--- What to produce ---
Lines that contain the string "استفاده" are the ones to list; copy all of them from the records.

(Stored dataset items)
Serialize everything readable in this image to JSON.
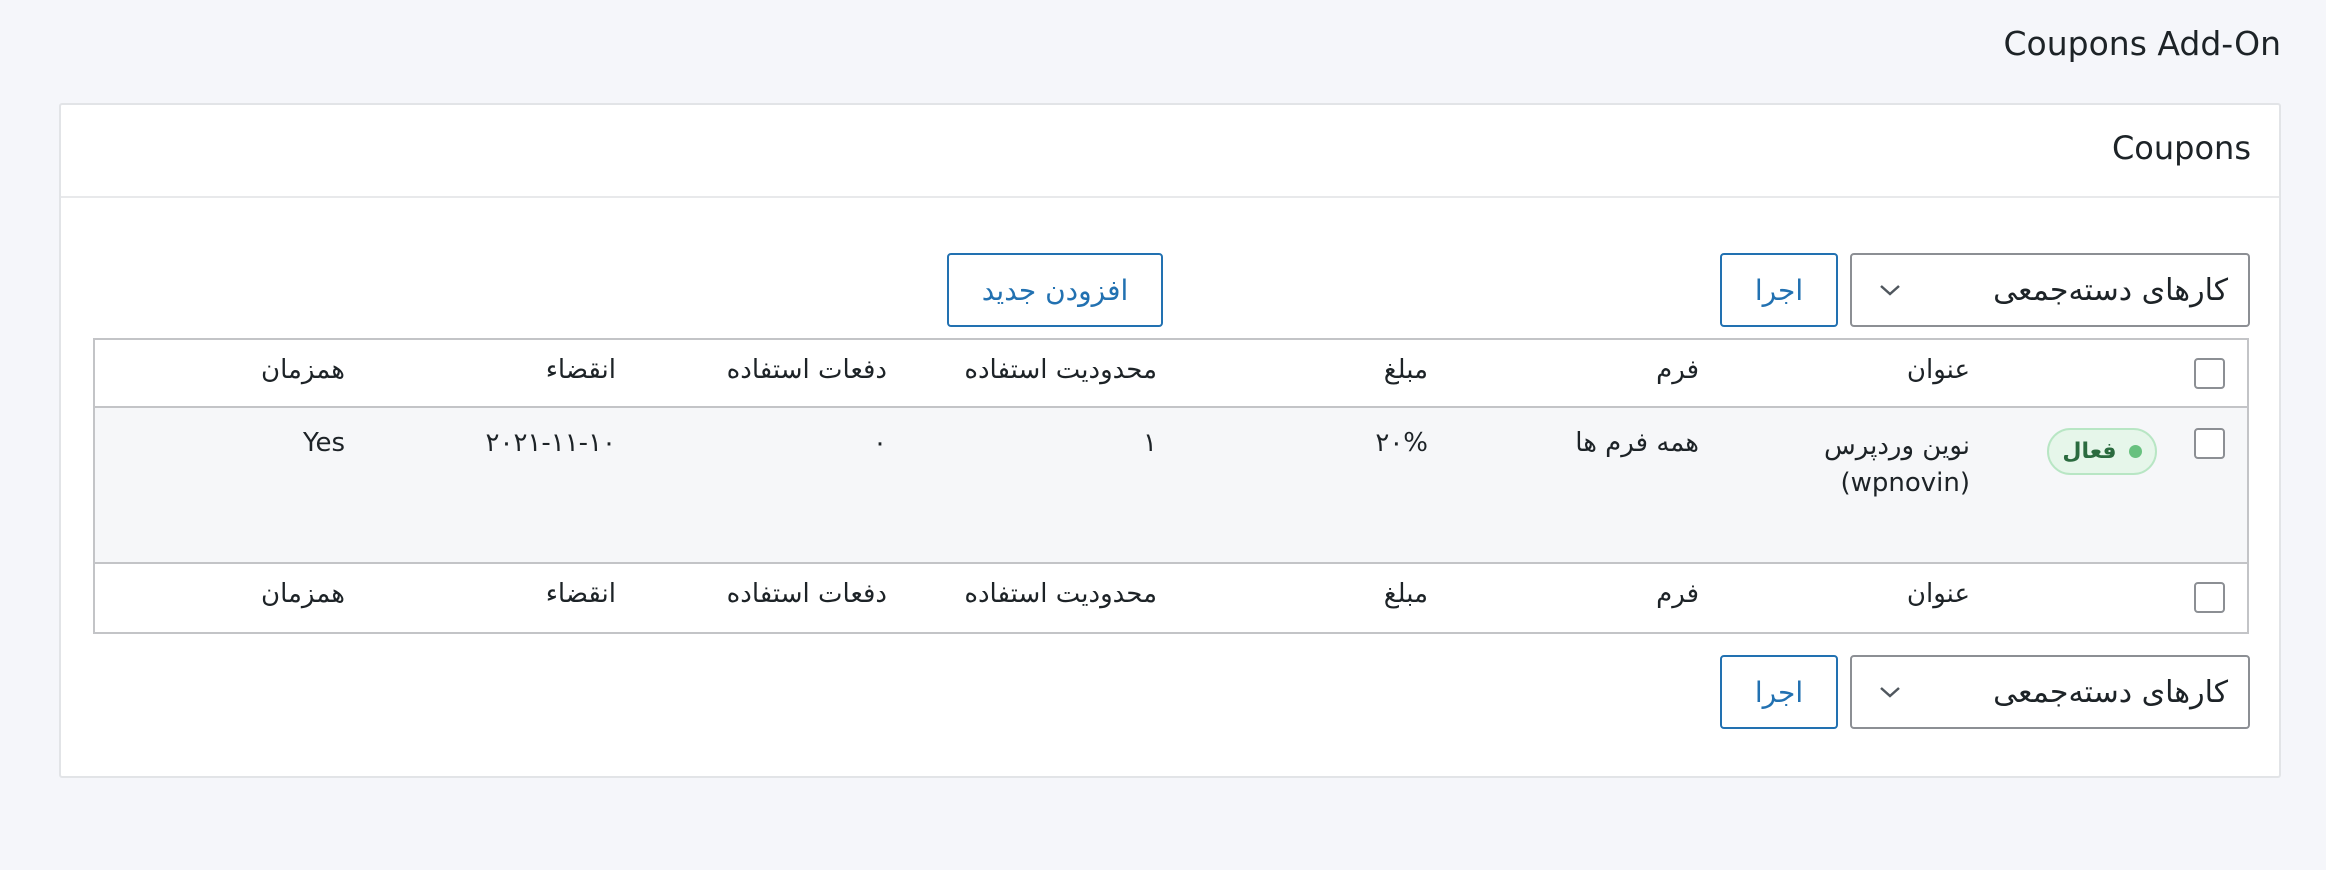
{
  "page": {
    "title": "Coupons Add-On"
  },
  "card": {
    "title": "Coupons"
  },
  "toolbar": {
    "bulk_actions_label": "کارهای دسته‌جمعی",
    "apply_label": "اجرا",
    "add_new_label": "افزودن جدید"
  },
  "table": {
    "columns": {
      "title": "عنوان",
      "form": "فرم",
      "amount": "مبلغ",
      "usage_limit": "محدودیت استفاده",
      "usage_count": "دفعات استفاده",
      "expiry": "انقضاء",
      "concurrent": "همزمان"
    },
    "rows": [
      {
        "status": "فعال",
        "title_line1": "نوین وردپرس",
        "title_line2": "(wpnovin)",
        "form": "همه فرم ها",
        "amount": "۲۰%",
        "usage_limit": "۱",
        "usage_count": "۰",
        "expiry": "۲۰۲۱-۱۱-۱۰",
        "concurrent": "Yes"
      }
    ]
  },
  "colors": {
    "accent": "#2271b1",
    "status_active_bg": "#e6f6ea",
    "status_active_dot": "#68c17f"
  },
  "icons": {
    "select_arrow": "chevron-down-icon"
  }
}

--- Task solution ---
      "usage_limit": "محدودیت استفاده",
      "usage_count": "دفعات استفاده",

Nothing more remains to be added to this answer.